* Excerpts from an interface dataset
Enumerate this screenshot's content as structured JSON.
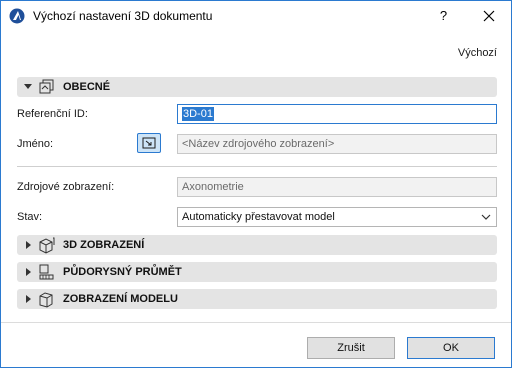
{
  "window": {
    "title": "Výchozí nastavení 3D dokumentu",
    "help_label": "?",
    "icons": {
      "app": "archicad-icon",
      "close": "close-icon"
    }
  },
  "header": {
    "defaults_label": "Výchozí"
  },
  "general": {
    "title": "OBECNÉ",
    "reference_id_label": "Referenční ID:",
    "reference_id_value": "3D-01",
    "name_label": "Jméno:",
    "name_placeholder": "<Název zdrojového zobrazení>",
    "source_view_label": "Zdrojové zobrazení:",
    "source_view_value": "Axonometrie",
    "status_label": "Stav:",
    "status_value": "Automaticky přestavovat model"
  },
  "sections": [
    {
      "title": "3D ZOBRAZENÍ",
      "icon": "3d-view-icon"
    },
    {
      "title": "PŮDORYSNÝ PRŮMĚT",
      "icon": "floor-plan-icon"
    },
    {
      "title": "ZOBRAZENÍ MODELU",
      "icon": "model-display-icon"
    }
  ],
  "footer": {
    "cancel_label": "Zrušit",
    "ok_label": "OK"
  },
  "colors": {
    "accent": "#2b7ad0",
    "section_bg": "#e4e4e4"
  }
}
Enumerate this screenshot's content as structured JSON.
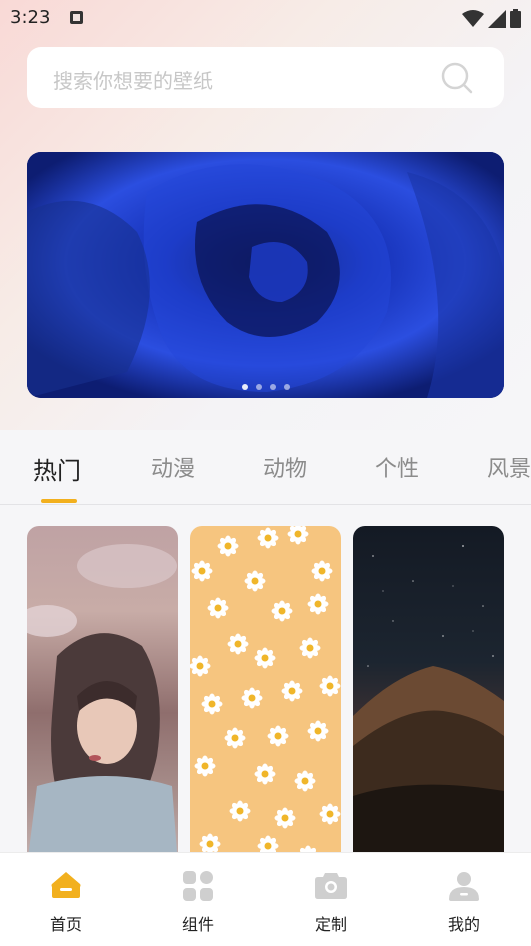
{
  "status_bar": {
    "time": "3:23",
    "icons": [
      "notification-icon",
      "wifi-icon",
      "signal-icon",
      "battery-icon"
    ]
  },
  "search": {
    "placeholder": "搜索你想要的壁纸",
    "icon": "search-icon"
  },
  "banner": {
    "image": "blue-rose-photo",
    "dot_count": 4,
    "active_dot": 0
  },
  "tabs": [
    {
      "label": "热门",
      "active": true
    },
    {
      "label": "动漫",
      "active": false
    },
    {
      "label": "动物",
      "active": false
    },
    {
      "label": "个性",
      "active": false
    },
    {
      "label": "风景",
      "active": false
    }
  ],
  "wallpapers": [
    {
      "image": "girl-portrait-photo"
    },
    {
      "image": "daisy-pattern-photo"
    },
    {
      "image": "mountain-night-sky-photo"
    }
  ],
  "bottom_nav": [
    {
      "label": "首页",
      "icon": "home-icon",
      "active": true
    },
    {
      "label": "组件",
      "icon": "widgets-icon",
      "active": false
    },
    {
      "label": "定制",
      "icon": "camera-icon",
      "active": false
    },
    {
      "label": "我的",
      "icon": "user-icon",
      "active": false
    }
  ],
  "colors": {
    "accent": "#f2b01e",
    "inactive_icon": "#cfcfcf",
    "tab_inactive": "#8b8b8b",
    "text": "#222222"
  }
}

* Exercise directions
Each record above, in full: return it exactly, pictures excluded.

* Written solution
Enumerate this screenshot's content as structured JSON.
{
  "window": {
    "title": "Výchozí nastavení 3D dokumentu",
    "help_label": "?",
    "icons": {
      "app": "archicad-icon",
      "close": "close-icon"
    }
  },
  "header": {
    "defaults_label": "Výchozí"
  },
  "general": {
    "title": "OBECNÉ",
    "reference_id_label": "Referenční ID:",
    "reference_id_value": "3D-01",
    "name_label": "Jméno:",
    "name_placeholder": "<Název zdrojového zobrazení>",
    "source_view_label": "Zdrojové zobrazení:",
    "source_view_value": "Axonometrie",
    "status_label": "Stav:",
    "status_value": "Automaticky přestavovat model"
  },
  "sections": [
    {
      "title": "3D ZOBRAZENÍ",
      "icon": "3d-view-icon"
    },
    {
      "title": "PŮDORYSNÝ PRŮMĚT",
      "icon": "floor-plan-icon"
    },
    {
      "title": "ZOBRAZENÍ MODELU",
      "icon": "model-display-icon"
    }
  ],
  "footer": {
    "cancel_label": "Zrušit",
    "ok_label": "OK"
  },
  "colors": {
    "accent": "#2b7ad0",
    "section_bg": "#e4e4e4"
  }
}
Enumerate this screenshot's content as structured JSON.
{
  "status_bar": {
    "time": "3:23",
    "icons": [
      "notification-icon",
      "wifi-icon",
      "signal-icon",
      "battery-icon"
    ]
  },
  "search": {
    "placeholder": "搜索你想要的壁纸",
    "icon": "search-icon"
  },
  "banner": {
    "image": "blue-rose-photo",
    "dot_count": 4,
    "active_dot": 0
  },
  "tabs": [
    {
      "label": "热门",
      "active": true
    },
    {
      "label": "动漫",
      "active": false
    },
    {
      "label": "动物",
      "active": false
    },
    {
      "label": "个性",
      "active": false
    },
    {
      "label": "风景",
      "active": false
    }
  ],
  "wallpapers": [
    {
      "image": "girl-portrait-photo"
    },
    {
      "image": "daisy-pattern-photo"
    },
    {
      "image": "mountain-night-sky-photo"
    }
  ],
  "bottom_nav": [
    {
      "label": "首页",
      "icon": "home-icon",
      "active": true
    },
    {
      "label": "组件",
      "icon": "widgets-icon",
      "active": false
    },
    {
      "label": "定制",
      "icon": "camera-icon",
      "active": false
    },
    {
      "label": "我的",
      "icon": "user-icon",
      "active": false
    }
  ],
  "colors": {
    "accent": "#f2b01e",
    "inactive_icon": "#cfcfcf",
    "tab_inactive": "#8b8b8b",
    "text": "#222222"
  }
}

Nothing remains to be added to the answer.